3.   In two cases, Division Four of this appellate district held that wrongful death claims by surviving spouses or children are not subject to an arbitration agreement under varying circumstances.   In Rhodes v. California Hospital Medical Center (1978) 76 Cal.App.3d 606, 608, 609–610, 143 Cal.Rptr. 59, the court held that neither the surviving spouse, who signed an arbitration agreement with defendant hospital as decedent's agent and on her behalf, nor the surviving son, was required to arbitrate a wrongful death cause of action arising from medical negligence against the hospital.   In Baker v. Birnbaum (1988) 202 Cal.App.3d 288, 291–293, 248 Cal.Rptr. 336, the court held that a husband who was not a party to the arbitration agreement was not required to arbitrate his consortium loss cause of action.   Because the present case is not a medical malpractice action, no useful purpose would be served by detailing the fashion in which Rhodes and Baker differ from other authority.   However, these two cases constitute a minority view as to the rights of a non-signatory to an arbitration agreement to pursue an action in the courts as distinguished from arbitration.   They involve a narrow reading of the scope of the arbitration agreements solely in the context of a party's right to access to the courts in medical negligence cases.

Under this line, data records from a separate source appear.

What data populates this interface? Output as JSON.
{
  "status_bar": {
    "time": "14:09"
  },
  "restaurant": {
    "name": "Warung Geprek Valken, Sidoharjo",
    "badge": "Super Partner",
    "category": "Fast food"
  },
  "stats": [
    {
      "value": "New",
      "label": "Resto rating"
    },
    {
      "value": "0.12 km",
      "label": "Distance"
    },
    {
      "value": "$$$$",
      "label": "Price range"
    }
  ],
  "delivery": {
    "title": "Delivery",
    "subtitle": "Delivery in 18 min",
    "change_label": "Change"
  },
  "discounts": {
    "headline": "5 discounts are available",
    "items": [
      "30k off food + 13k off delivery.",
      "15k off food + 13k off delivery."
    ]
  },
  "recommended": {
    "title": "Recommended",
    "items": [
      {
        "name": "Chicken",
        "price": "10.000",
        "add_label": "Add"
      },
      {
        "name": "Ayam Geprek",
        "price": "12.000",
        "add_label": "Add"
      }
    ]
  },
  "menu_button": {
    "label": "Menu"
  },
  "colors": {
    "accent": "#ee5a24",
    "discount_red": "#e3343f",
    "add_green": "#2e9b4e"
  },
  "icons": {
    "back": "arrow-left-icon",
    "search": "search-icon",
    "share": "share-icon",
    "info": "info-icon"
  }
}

4.   Corporations Code section 15009, subdivision (3)(e), which prohibits a general partner from submitting a partnership claim to arbitration without the consent of all the general partners is inapplicable to this case.   In the present case, the sole general partner signed the contract containing the arbitration clause.

FOOTNOTE.   See footnote *, ante.

TURNER, Associate Justice.

LUCAS, P.J., and BOREN, J., concur.